Extracted entries:
......

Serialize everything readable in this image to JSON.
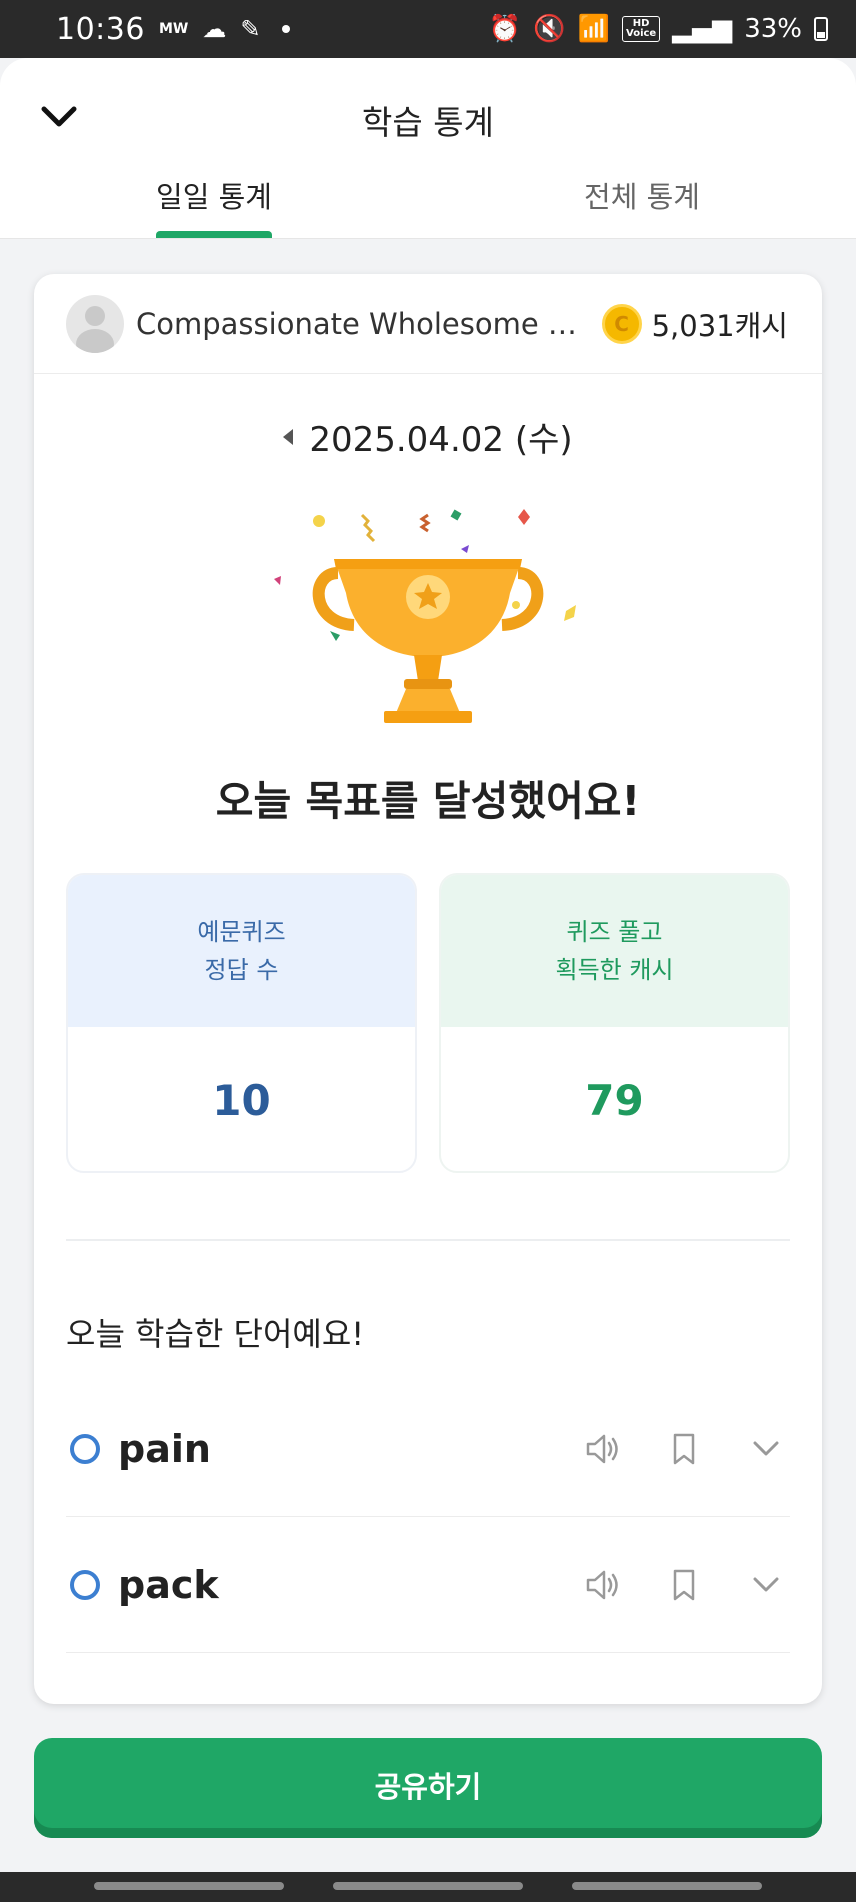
{
  "status_bar": {
    "time": "10:36",
    "carrier_tag": "MW",
    "battery": "33%",
    "hd_line1": "HD",
    "hd_line2": "Voice"
  },
  "header": {
    "title": "학습 통계",
    "tabs": [
      {
        "label": "일일 통계",
        "active": true
      },
      {
        "label": "전체 통계",
        "active": false
      }
    ]
  },
  "card": {
    "user_name": "Compassionate Wholesome Re...",
    "coin_symbol": "C",
    "cash": "5,031캐시",
    "date": "2025.04.02 (수)",
    "goal_message": "오늘 목표를 달성했어요!",
    "stats": [
      {
        "label_line1": "예문퀴즈",
        "label_line2": "정답 수",
        "value": "10"
      },
      {
        "label_line1": "퀴즈 풀고",
        "label_line2": "획득한 캐시",
        "value": "79"
      }
    ],
    "words_title": "오늘 학습한 단어예요!",
    "words": [
      {
        "word": "pain"
      },
      {
        "word": "pack"
      }
    ]
  },
  "share_button": "공유하기",
  "colors": {
    "accent_green": "#1fa766",
    "stat_blue": "#2c5c99",
    "stat_green": "#1f9a5e",
    "circle_blue": "#3c7fd1"
  }
}
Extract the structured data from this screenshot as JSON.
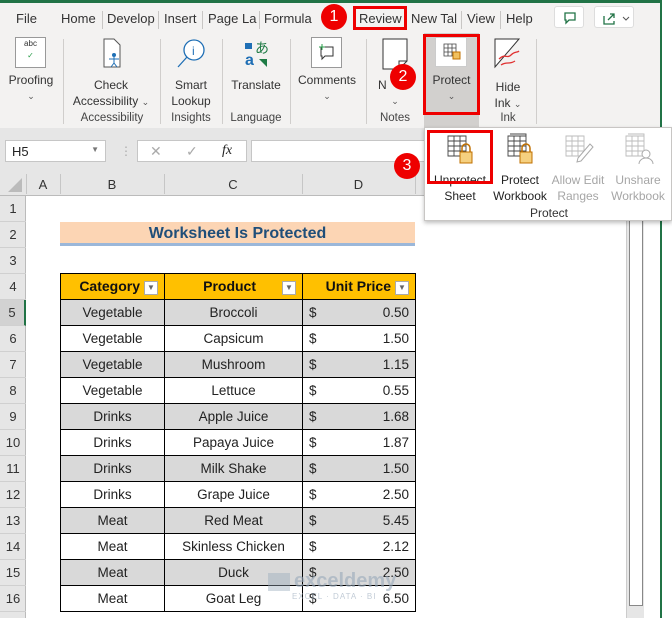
{
  "tabs": [
    "File",
    "Home",
    "Develop",
    "Insert",
    "Page La",
    "Formula",
    "Review",
    "New Tal",
    "View",
    "Help"
  ],
  "ribbon": {
    "proofing": "Proofing",
    "check_accessibility": [
      "Check",
      "Accessibility"
    ],
    "smart_lookup": [
      "Smart",
      "Lookup"
    ],
    "translate": "Translate",
    "comments": "Comments",
    "notes": "N",
    "protect": "Protect",
    "hide_ink": [
      "Hide",
      "Ink"
    ],
    "groups": {
      "accessibility": "Accessibility",
      "insights": "Insights",
      "language": "Language",
      "notes": "Notes",
      "ink": "Ink"
    }
  },
  "protect_menu": {
    "items": [
      {
        "l1": "Unprotect",
        "l2": "Sheet",
        "enabled": true
      },
      {
        "l1": "Protect",
        "l2": "Workbook",
        "enabled": true
      },
      {
        "l1": "Allow Edit",
        "l2": "Ranges",
        "enabled": false
      },
      {
        "l1": "Unshare",
        "l2": "Workbook",
        "enabled": false
      }
    ],
    "group_label": "Protect"
  },
  "formula_bar": {
    "name_box": "H5",
    "fx": "fx",
    "value": ""
  },
  "columns": [
    "A",
    "B",
    "C",
    "D"
  ],
  "rows": [
    "1",
    "2",
    "3",
    "4",
    "5",
    "6",
    "7",
    "8",
    "9",
    "10",
    "11",
    "12",
    "13",
    "14",
    "15",
    "16"
  ],
  "sheet": {
    "title": "Worksheet Is Protected",
    "headers": [
      "Category",
      "Product",
      "Unit Price"
    ],
    "currency": "$",
    "data": [
      [
        "Vegetable",
        "Broccoli",
        "0.50"
      ],
      [
        "Vegetable",
        "Capsicum",
        "1.50"
      ],
      [
        "Vegetable",
        "Mushroom",
        "1.15"
      ],
      [
        "Vegetable",
        "Lettuce",
        "0.55"
      ],
      [
        "Drinks",
        "Apple Juice",
        "1.68"
      ],
      [
        "Drinks",
        "Papaya Juice",
        "1.87"
      ],
      [
        "Drinks",
        "Milk Shake",
        "1.50"
      ],
      [
        "Drinks",
        "Grape Juice",
        "2.50"
      ],
      [
        "Meat",
        "Red Meat",
        "5.45"
      ],
      [
        "Meat",
        "Skinless Chicken",
        "2.12"
      ],
      [
        "Meat",
        "Duck",
        "2.50"
      ],
      [
        "Meat",
        "Goat Leg",
        "6.50"
      ]
    ]
  },
  "steps": [
    "1",
    "2",
    "3"
  ],
  "watermark": {
    "name": "exceldemy",
    "tagline": "EXCEL · DATA · BI"
  }
}
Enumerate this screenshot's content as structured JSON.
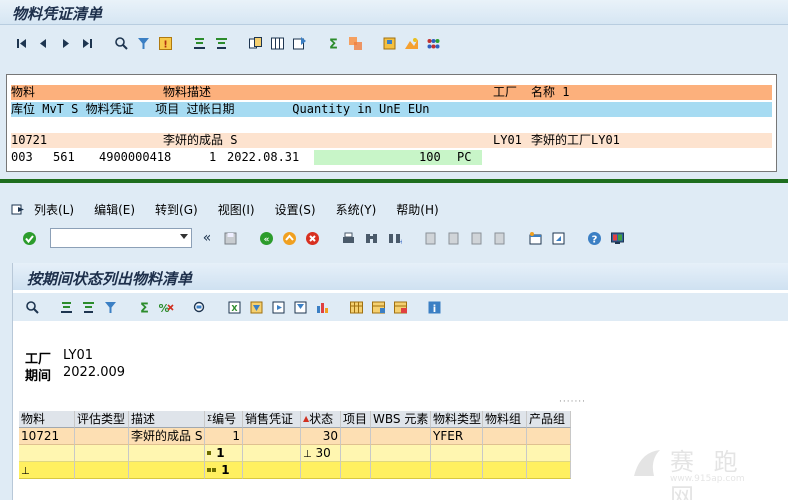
{
  "top": {
    "title": "物料凭证清单",
    "list": {
      "header1": {
        "material": "物料",
        "desc": "物料描述",
        "plant": "工厂",
        "name": "名称 1"
      },
      "header2": {
        "text": "库位 MvT S 物料凭证   项目 过帐日期        Quantity in UnE EUn"
      },
      "row1": {
        "material": "10721",
        "desc": "李妍的成品 S",
        "plant": "LY01",
        "plant_name": "李妍的工厂LY01"
      },
      "row2": {
        "sloc": "003",
        "mvt": "561",
        "doc": "4900000418",
        "item": "1",
        "date": "2022.08.31",
        "qty": "100",
        "unit": "PC"
      }
    }
  },
  "menu": {
    "items": [
      "列表(L)",
      "编辑(E)",
      "转到(G)",
      "视图(I)",
      "设置(S)",
      "系统(Y)",
      "帮助(H)"
    ]
  },
  "command": {
    "value": ""
  },
  "report": {
    "title": "按期间状态列出物料清单",
    "info": {
      "plant_label": "工厂",
      "plant_value": "LY01",
      "period_label": "期间",
      "period_value": "2022.009"
    },
    "columns": [
      "物料",
      "评估类型",
      "描述",
      "编号",
      "销售凭证",
      "状态",
      "项目",
      "WBS 元素",
      "物料类型",
      "物料组",
      "产品组"
    ],
    "rows": [
      {
        "material": "10721",
        "desc": "李妍的成品 S",
        "count": "1",
        "status": "30",
        "mtype": "YFER"
      },
      {
        "count": "1",
        "status": "30"
      },
      {
        "count": "1"
      }
    ]
  },
  "watermark": {
    "text": "赛 跑 网",
    "url": "www.915ap.com"
  },
  "colors": {
    "header_orange": "#fcb07c",
    "header_blue": "#a6dbf2",
    "row_peach": "#fde3cf",
    "qty_green": "#c8f5c8",
    "divider": "#1e6e1e"
  }
}
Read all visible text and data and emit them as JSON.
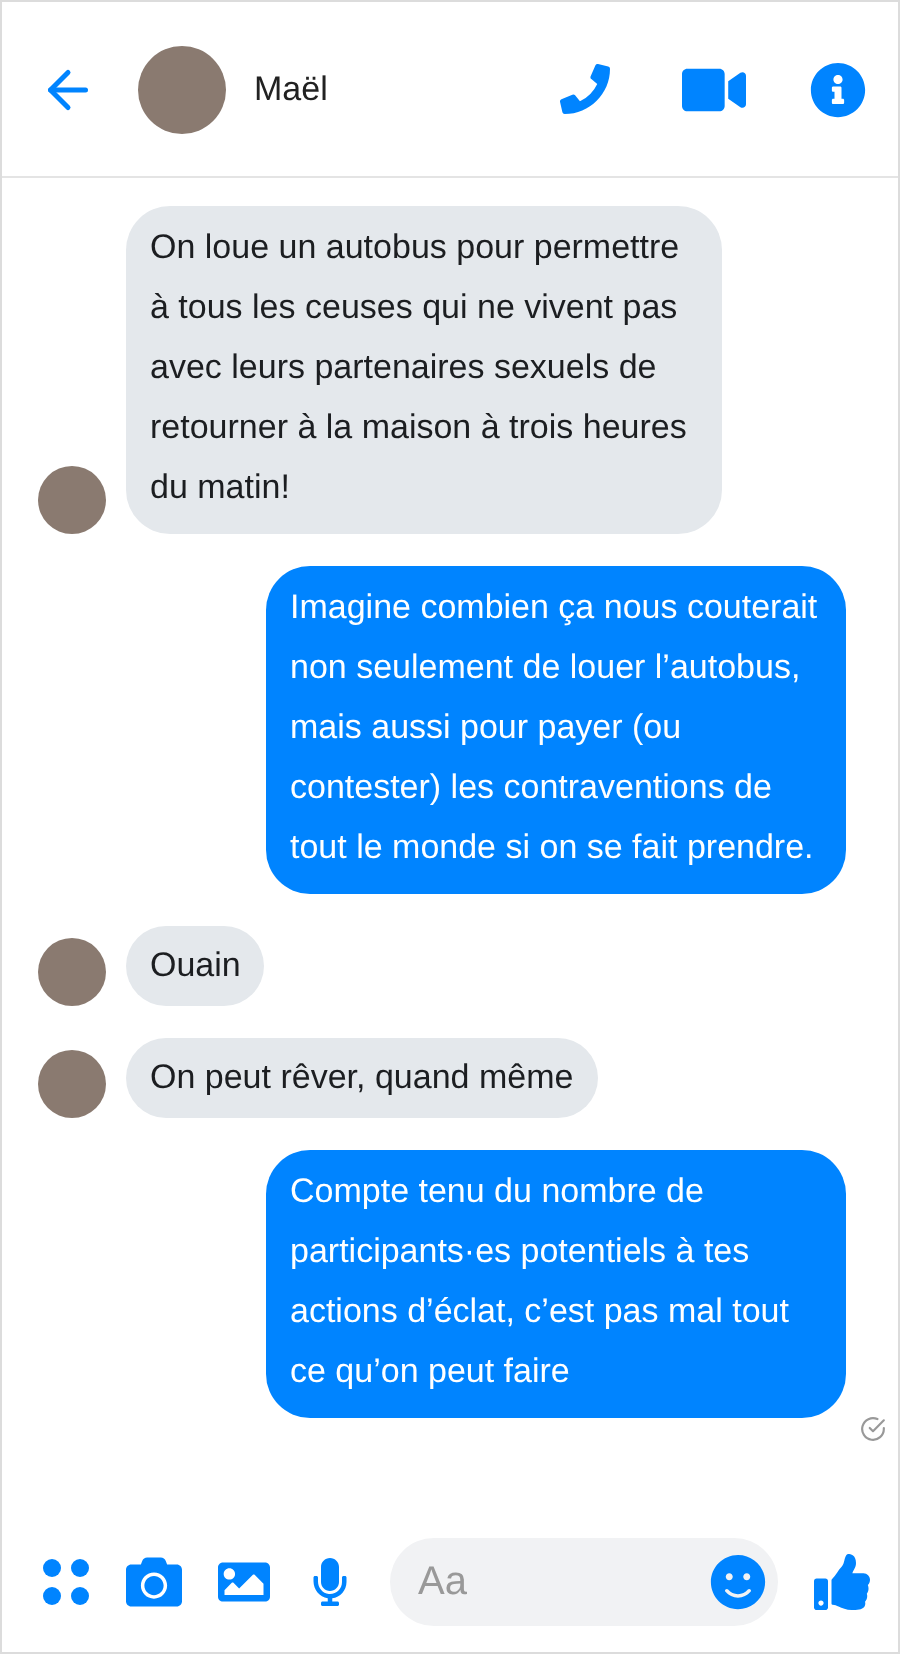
{
  "header": {
    "contact_name": "Maël"
  },
  "messages": [
    {
      "kind": "received",
      "text": "On loue un autobus pour permettre à tous les ceuses qui ne vivent pas avec leurs partenaires sexuels de retourner à la maison à trois heures du matin!",
      "delivered": false
    },
    {
      "kind": "sent",
      "text": "Imagine combien ça nous couterait non seulement de louer l’autobus, mais aussi pour payer (ou contester) les contraventions de tout le monde si on se fait prendre.",
      "delivered": false
    },
    {
      "kind": "received",
      "text": "Ouain",
      "delivered": false
    },
    {
      "kind": "received",
      "text": "On peut rêver, quand même",
      "delivered": false
    },
    {
      "kind": "sent",
      "text": "Compte tenu du nombre de participants·es potentiels à tes actions d’éclat, c’est pas mal tout ce qu’on peut faire",
      "delivered": true
    }
  ],
  "composer": {
    "placeholder": "Aa"
  }
}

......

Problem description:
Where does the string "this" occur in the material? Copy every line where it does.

Exercise output:
Serialize everything readable in this image to JSON.
Extract the structured data from this screenshot as JSON.
Enumerate this screenshot's content as structured JSON.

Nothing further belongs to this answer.